→ **ACTIVITY**:
Once the pictures are set aside, print the records that follow exactly as written.

→ **RECORDS FOR THE EXERCISE**:

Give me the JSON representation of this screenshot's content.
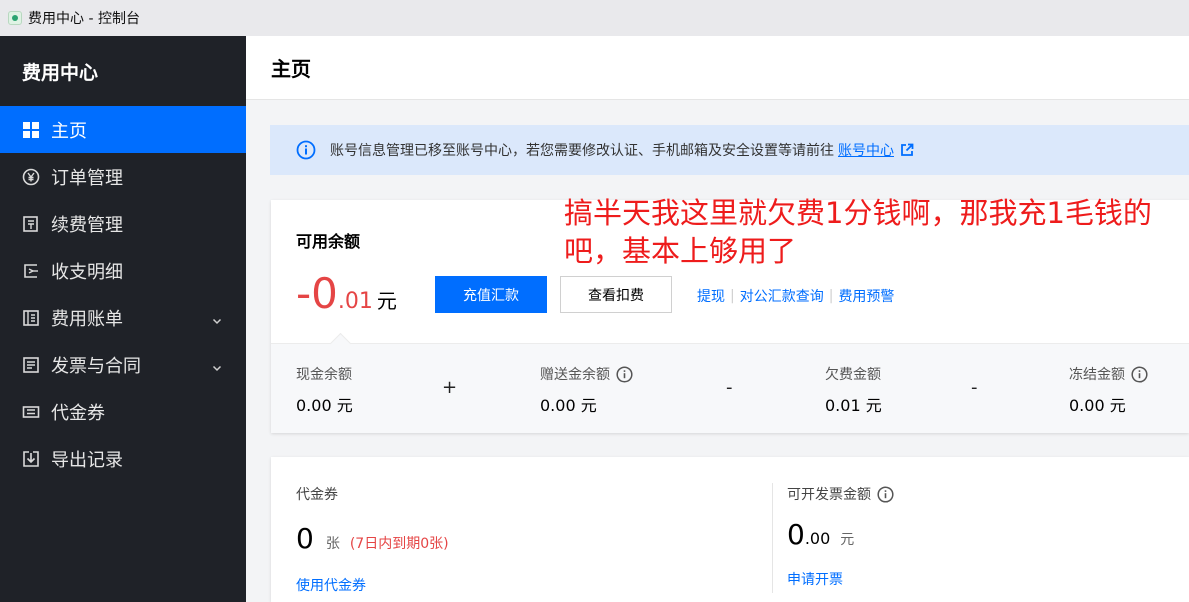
{
  "window": {
    "title": "费用中心 - 控制台"
  },
  "sidebar": {
    "brand": "费用中心",
    "items": [
      {
        "label": "主页",
        "icon": "grid-icon",
        "active": true
      },
      {
        "label": "订单管理",
        "icon": "yuan-circle-icon"
      },
      {
        "label": "续费管理",
        "icon": "renew-icon"
      },
      {
        "label": "收支明细",
        "icon": "detail-icon"
      },
      {
        "label": "费用账单",
        "icon": "bill-icon",
        "expandable": true
      },
      {
        "label": "发票与合同",
        "icon": "invoice-icon",
        "expandable": true
      },
      {
        "label": "代金券",
        "icon": "voucher-icon"
      },
      {
        "label": "导出记录",
        "icon": "export-icon"
      }
    ]
  },
  "header": {
    "title": "主页"
  },
  "notice": {
    "text": "账号信息管理已移至账号中心，若您需要修改认证、手机邮箱及安全设置等请前往",
    "link": "账号中心"
  },
  "balance": {
    "label": "可用余额",
    "amount_int": "-0",
    "amount_dec": ".01",
    "unit": "元",
    "recharge_button": "充值汇款",
    "deduct_button": "查看扣费",
    "links": [
      "提现",
      "对公汇款查询",
      "费用预警"
    ],
    "items": [
      {
        "label": "现金余额",
        "value": "0.00 元"
      },
      {
        "label": "赠送金余额",
        "value": "0.00 元"
      },
      {
        "label": "欠费金额",
        "value": "0.01 元"
      },
      {
        "label": "冻结金额",
        "value": "0.00 元"
      }
    ],
    "operators": [
      "+",
      "-",
      "-"
    ]
  },
  "voucher": {
    "label": "代金券",
    "count": "0",
    "unit": "张",
    "expire": "(7日内到期0张)",
    "link": "使用代金券"
  },
  "invoice": {
    "label": "可开发票金额",
    "amount_int": "0",
    "amount_dec": ".00",
    "unit": "元",
    "link": "申请开票"
  },
  "annotation": {
    "text": "搞半天我这里就欠费1分钱啊，那我充1毛钱的吧，基本上够用了"
  },
  "colors": {
    "accent": "#006eff",
    "sidebar_bg": "#1f2228",
    "negative": "#e54545",
    "annotation": "#ee1c1c"
  }
}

→ **RESULT OF THIS TASK**:
Give me the JSON representation of this screenshot's content.
{
  "window": {
    "title": "费用中心 - 控制台"
  },
  "sidebar": {
    "brand": "费用中心",
    "items": [
      {
        "label": "主页",
        "icon": "grid-icon",
        "active": true
      },
      {
        "label": "订单管理",
        "icon": "yuan-circle-icon"
      },
      {
        "label": "续费管理",
        "icon": "renew-icon"
      },
      {
        "label": "收支明细",
        "icon": "detail-icon"
      },
      {
        "label": "费用账单",
        "icon": "bill-icon",
        "expandable": true
      },
      {
        "label": "发票与合同",
        "icon": "invoice-icon",
        "expandable": true
      },
      {
        "label": "代金券",
        "icon": "voucher-icon"
      },
      {
        "label": "导出记录",
        "icon": "export-icon"
      }
    ]
  },
  "header": {
    "title": "主页"
  },
  "notice": {
    "text": "账号信息管理已移至账号中心，若您需要修改认证、手机邮箱及安全设置等请前往",
    "link": "账号中心"
  },
  "balance": {
    "label": "可用余额",
    "amount_int": "-0",
    "amount_dec": ".01",
    "unit": "元",
    "recharge_button": "充值汇款",
    "deduct_button": "查看扣费",
    "links": [
      "提现",
      "对公汇款查询",
      "费用预警"
    ],
    "items": [
      {
        "label": "现金余额",
        "value": "0.00 元"
      },
      {
        "label": "赠送金余额",
        "value": "0.00 元"
      },
      {
        "label": "欠费金额",
        "value": "0.01 元"
      },
      {
        "label": "冻结金额",
        "value": "0.00 元"
      }
    ],
    "operators": [
      "+",
      "-",
      "-"
    ]
  },
  "voucher": {
    "label": "代金券",
    "count": "0",
    "unit": "张",
    "expire": "(7日内到期0张)",
    "link": "使用代金券"
  },
  "invoice": {
    "label": "可开发票金额",
    "amount_int": "0",
    "amount_dec": ".00",
    "unit": "元",
    "link": "申请开票"
  },
  "annotation": {
    "text": "搞半天我这里就欠费1分钱啊，那我充1毛钱的吧，基本上够用了"
  },
  "colors": {
    "accent": "#006eff",
    "sidebar_bg": "#1f2228",
    "negative": "#e54545",
    "annotation": "#ee1c1c"
  }
}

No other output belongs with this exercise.